(project funded by the Research Council of Norway)
(with Bjorn Hoyland and Fang-Yi Chiou)
In most parliaments, registration of how each member cast her vote is not the norm. Instead of this roll call voting, as it is called, each proposal is decided by members indicating their position by either a show of hands, getting up from their seat, or by shouting “yea” or “nay” when asked. It is then in the hands of the president of the parliament to decide the outcome. However, it is often possible for a group of legislators to request the recording of how each and every legislator voted. This act is commonly known as a roll call request. However, in parliaments whose rules of procedures open for this possibility, there is large variation in both the proportion of roll call requests as well as the actual number of such requests. Why it that the case?
In StREP – The Strategy of Recorded Voting in the European Parliament – we seek to uncover the strategic game behind the requests of roll call votes. While we seek a understanding of the phenomena in general, the initial empirical focus is on the European Parliament (EP). The reason for this is twofold. First, the EP is an important legislator in its own right, as EU legislation is not only affecting the lives of more than the 500 million people of the EU member states, but also the publics of non-EU member-states such as the Switzerland and Norway. Research on roll call voting in the EP has demonstrated that the voting behavior in these votes to a large extent mirrors what we see in other multiparty systems. Furthermore, a substantive proportion of the votes are not taken by roll call. Although existing research has pointed towards possible strategic reasons for requesting roll calls on some votes but not others, these strategic accounts have not been subjected to systematic statistical testing in any large extent.

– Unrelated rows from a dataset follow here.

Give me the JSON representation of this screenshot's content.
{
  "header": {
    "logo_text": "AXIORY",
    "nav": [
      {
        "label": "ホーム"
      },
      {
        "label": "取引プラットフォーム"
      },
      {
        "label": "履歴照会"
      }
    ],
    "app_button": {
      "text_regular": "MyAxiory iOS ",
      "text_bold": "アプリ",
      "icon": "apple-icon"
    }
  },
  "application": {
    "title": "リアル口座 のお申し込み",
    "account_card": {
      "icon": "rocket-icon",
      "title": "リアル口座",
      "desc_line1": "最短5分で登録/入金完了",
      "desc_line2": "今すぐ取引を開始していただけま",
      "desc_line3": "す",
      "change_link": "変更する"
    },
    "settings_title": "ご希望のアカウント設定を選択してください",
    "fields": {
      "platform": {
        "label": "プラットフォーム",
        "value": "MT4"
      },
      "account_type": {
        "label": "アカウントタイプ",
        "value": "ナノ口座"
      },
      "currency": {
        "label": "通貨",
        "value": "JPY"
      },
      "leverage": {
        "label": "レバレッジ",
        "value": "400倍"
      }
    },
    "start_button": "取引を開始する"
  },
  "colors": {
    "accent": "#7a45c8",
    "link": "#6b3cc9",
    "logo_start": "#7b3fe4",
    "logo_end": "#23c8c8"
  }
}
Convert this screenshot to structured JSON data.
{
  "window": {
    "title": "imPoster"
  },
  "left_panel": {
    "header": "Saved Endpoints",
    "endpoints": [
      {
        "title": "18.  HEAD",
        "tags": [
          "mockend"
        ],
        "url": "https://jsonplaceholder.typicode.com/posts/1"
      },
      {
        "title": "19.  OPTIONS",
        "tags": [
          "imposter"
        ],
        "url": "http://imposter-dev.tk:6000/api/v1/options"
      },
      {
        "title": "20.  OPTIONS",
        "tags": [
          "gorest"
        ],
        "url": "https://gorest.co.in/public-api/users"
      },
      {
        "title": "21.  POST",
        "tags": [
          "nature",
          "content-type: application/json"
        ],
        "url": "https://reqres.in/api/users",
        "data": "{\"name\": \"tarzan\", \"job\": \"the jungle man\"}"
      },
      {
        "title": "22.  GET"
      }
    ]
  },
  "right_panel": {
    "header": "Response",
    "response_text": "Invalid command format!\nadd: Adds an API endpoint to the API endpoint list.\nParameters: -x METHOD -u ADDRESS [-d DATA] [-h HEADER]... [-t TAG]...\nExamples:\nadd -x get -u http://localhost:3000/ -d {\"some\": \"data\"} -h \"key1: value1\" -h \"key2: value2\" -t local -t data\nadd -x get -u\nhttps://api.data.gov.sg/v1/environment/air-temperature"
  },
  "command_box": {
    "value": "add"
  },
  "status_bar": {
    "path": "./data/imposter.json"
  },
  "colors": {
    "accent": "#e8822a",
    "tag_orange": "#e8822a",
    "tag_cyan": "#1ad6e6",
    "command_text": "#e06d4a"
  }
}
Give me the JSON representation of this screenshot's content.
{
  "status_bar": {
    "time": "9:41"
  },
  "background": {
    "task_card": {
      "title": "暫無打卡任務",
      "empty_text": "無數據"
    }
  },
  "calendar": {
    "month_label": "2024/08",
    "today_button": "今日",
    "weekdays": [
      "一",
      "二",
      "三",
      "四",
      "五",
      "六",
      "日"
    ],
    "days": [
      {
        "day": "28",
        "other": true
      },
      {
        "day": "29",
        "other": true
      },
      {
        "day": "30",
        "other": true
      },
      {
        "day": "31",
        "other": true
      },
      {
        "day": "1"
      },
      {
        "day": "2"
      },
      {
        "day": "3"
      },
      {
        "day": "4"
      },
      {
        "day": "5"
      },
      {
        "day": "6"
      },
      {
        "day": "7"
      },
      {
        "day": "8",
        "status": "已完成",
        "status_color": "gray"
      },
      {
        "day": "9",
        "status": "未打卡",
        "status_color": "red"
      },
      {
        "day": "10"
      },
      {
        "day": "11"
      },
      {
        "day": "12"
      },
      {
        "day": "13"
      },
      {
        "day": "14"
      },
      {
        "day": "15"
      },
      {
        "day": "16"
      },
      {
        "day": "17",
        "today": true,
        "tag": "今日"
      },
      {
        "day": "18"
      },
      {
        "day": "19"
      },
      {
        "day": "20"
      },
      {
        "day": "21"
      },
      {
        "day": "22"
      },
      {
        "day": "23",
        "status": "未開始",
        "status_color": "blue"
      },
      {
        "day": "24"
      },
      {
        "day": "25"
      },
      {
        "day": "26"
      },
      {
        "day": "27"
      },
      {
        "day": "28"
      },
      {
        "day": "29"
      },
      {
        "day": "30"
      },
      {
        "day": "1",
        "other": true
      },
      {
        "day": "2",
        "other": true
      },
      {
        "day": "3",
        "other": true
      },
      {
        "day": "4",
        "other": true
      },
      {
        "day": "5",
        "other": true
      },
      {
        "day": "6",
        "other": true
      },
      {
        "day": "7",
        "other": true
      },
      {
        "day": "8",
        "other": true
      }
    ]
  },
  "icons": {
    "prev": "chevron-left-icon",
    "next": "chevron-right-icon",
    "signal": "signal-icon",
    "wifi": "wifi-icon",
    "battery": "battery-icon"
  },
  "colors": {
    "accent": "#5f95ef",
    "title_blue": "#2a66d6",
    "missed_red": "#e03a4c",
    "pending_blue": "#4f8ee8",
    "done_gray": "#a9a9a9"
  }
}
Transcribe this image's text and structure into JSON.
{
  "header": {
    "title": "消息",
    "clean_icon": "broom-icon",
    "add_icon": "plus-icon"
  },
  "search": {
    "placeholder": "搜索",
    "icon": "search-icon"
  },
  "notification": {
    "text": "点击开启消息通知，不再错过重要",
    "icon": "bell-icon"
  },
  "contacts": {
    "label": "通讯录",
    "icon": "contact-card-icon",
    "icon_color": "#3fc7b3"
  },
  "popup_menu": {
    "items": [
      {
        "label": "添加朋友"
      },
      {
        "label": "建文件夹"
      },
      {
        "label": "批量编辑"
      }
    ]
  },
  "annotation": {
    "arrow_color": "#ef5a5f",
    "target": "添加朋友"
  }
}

Enter StREP. In the project’s first part, we will develop theoretical based statistical estimators suitable for addressing this question. We will collect data that enables systematic testing of strategic models of roll call requests. These results will subsequently lay the foundation for the second part of the project. Here, we incorporate the insight regarding roll call requests when developing and testing new models of MEPs voting behavior, coalition formation and voting outcomes. In the third part of the project we will explore applications of these models and methods to settings beyond the European Parliament.